As a long time fan of Harold Cohen, I found the show’s inclusion of computer generated works from his very earliest 1960s felt-tip-on-teletype-print experiments with generating figure and ground relationships computationally to a recent large-scale full-colour inkjet abstract was a real treat. Plotter drawings of abstract shapes from the 1970s and of human and plant forms from the 1980s show the progress that Cohen made in using computers to rigorously explore how art and images are created and function. Being able to study this work close-up reveals details such as debugging information in the teletype prints and the operation of the collision-detection algorithm in the 1980s images. And it provides the pleasure of seeing detailed, well-composed drawings.
This is a recurring experience in Digital Pioneers. Despite the uniformly dismissive attitude of both popular and academic criticism towards art computing the fact is that when you actually see the work in the flesh it rewards sustained attention. Not as historical or technical curiosities, but as images with cultural and aesthetic content and resonance. To ignore this and to continue to claim that this art is less than the sum of its parts would ironically be to fall prey to a particularly extreme attitude of technological determinism.
The show also contains displays of ephemera including magazines and books such as back issues of the Computer Arts Society’s “PAGE” and William Gibson’s supposedly self-erasing story on a floppy disk “Agrippa”. I’d not seen an actual copy of “Agrippa” before. PAGE back-issues are available online, but their presence here flags an important point.
The revived Computer Arts Society has been key in promoting and deepening understanding of the history of art computing in the UK. The Digital Pioneers show and its excellent accompanying book are a good example of how CAS’s project has spread out into more traditional cultural institutions, and many of the images and exhibits in the show come from the archives that CAS has donated to the V&A.
The “Digital Pioneers” book (by Honor Beddard and Douglas Dodds, V & A Publishing, 2009) serves as a catalogue for the show . It contains an informative introductory essay and printed images of many of the works on display as well as a CD-ROM with 200dpi scans of them.
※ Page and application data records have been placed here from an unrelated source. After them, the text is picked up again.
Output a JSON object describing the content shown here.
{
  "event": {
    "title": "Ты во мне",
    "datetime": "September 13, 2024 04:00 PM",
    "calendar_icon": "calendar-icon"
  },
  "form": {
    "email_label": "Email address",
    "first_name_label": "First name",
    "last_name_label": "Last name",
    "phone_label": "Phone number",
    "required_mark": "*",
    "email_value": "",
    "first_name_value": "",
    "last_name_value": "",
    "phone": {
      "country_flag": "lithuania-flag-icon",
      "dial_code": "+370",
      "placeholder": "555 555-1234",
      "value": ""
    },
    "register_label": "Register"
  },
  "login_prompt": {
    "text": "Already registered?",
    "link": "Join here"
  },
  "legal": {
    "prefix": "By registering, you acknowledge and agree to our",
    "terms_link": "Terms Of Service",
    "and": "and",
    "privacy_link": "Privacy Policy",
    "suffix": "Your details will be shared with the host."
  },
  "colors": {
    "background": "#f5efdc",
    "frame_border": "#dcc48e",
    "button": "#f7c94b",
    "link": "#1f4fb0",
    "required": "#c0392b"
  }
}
These scans are high-resolution enough to be able to examine the images in some detail, although they are no substitute for seeing the images in the gallery. A slightly excessive copyright licencing notice is the only indication that the book has in fact been produced as one in a series of pattern books from the V&A. It’s a must-have if you enjoy the show or have any interest in early art computing.
Digital Pioneers is an opportunity to really look at the work of early computer artists and to evaluate that work directly rather than through the medium of poor reproductions or through the fog of received critical opinion. As a slice of artistic history that just so happens to have been produced on computer it contains much to reward both the eye and the mind.
Update: Two recently published books provide more extensive background to the period covered by the show, making the history of this fascinating era available to current practitioners –
White Heat, Cold Logic: British Computer Art 1960-1980‘ edited by Charlie Gere et al covers the history of British computer art and the Computer Arts Society.
A Computer in the Art Room by Catherine Mason describes the relationship between British art schools and computing (which is how I became interested in this area in the first place).